- _Work required_
What is the number of lines in the entries below that include the word "watermark"? Provide the number only.

- _Data for review_
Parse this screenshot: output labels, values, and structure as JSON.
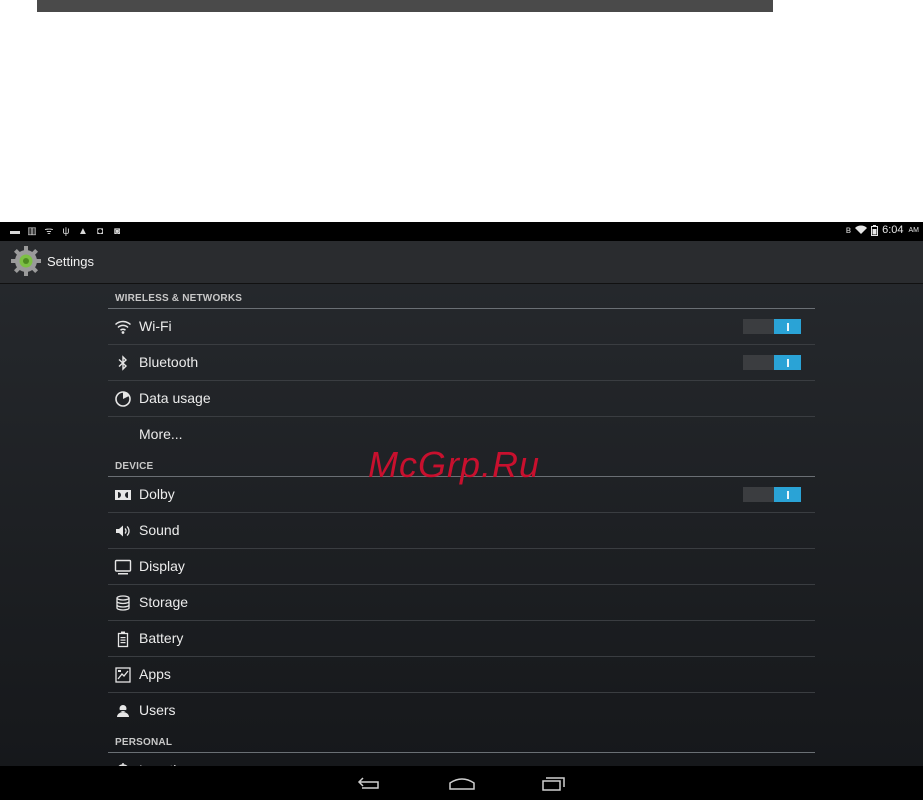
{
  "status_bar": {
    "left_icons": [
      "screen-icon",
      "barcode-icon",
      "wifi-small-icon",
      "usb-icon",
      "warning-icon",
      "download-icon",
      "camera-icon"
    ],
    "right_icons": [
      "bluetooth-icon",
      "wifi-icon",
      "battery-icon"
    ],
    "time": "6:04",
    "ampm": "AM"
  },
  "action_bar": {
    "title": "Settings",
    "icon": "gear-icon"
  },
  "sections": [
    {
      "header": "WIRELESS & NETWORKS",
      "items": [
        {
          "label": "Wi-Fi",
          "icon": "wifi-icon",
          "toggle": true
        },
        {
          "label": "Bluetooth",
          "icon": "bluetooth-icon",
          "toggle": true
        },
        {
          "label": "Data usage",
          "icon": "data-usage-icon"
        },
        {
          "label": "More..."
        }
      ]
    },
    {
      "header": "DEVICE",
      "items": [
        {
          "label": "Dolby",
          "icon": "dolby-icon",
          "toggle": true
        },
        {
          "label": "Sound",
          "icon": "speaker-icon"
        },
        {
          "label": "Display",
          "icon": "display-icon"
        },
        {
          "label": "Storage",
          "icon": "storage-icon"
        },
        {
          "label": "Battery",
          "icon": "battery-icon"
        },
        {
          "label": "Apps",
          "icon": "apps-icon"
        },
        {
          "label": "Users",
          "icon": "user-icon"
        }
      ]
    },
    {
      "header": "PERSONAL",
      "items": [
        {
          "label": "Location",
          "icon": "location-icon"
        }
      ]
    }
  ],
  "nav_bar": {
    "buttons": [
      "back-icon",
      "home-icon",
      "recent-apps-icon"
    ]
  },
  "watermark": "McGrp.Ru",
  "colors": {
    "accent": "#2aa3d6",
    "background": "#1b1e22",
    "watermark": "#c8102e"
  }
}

- _Output of the task_
2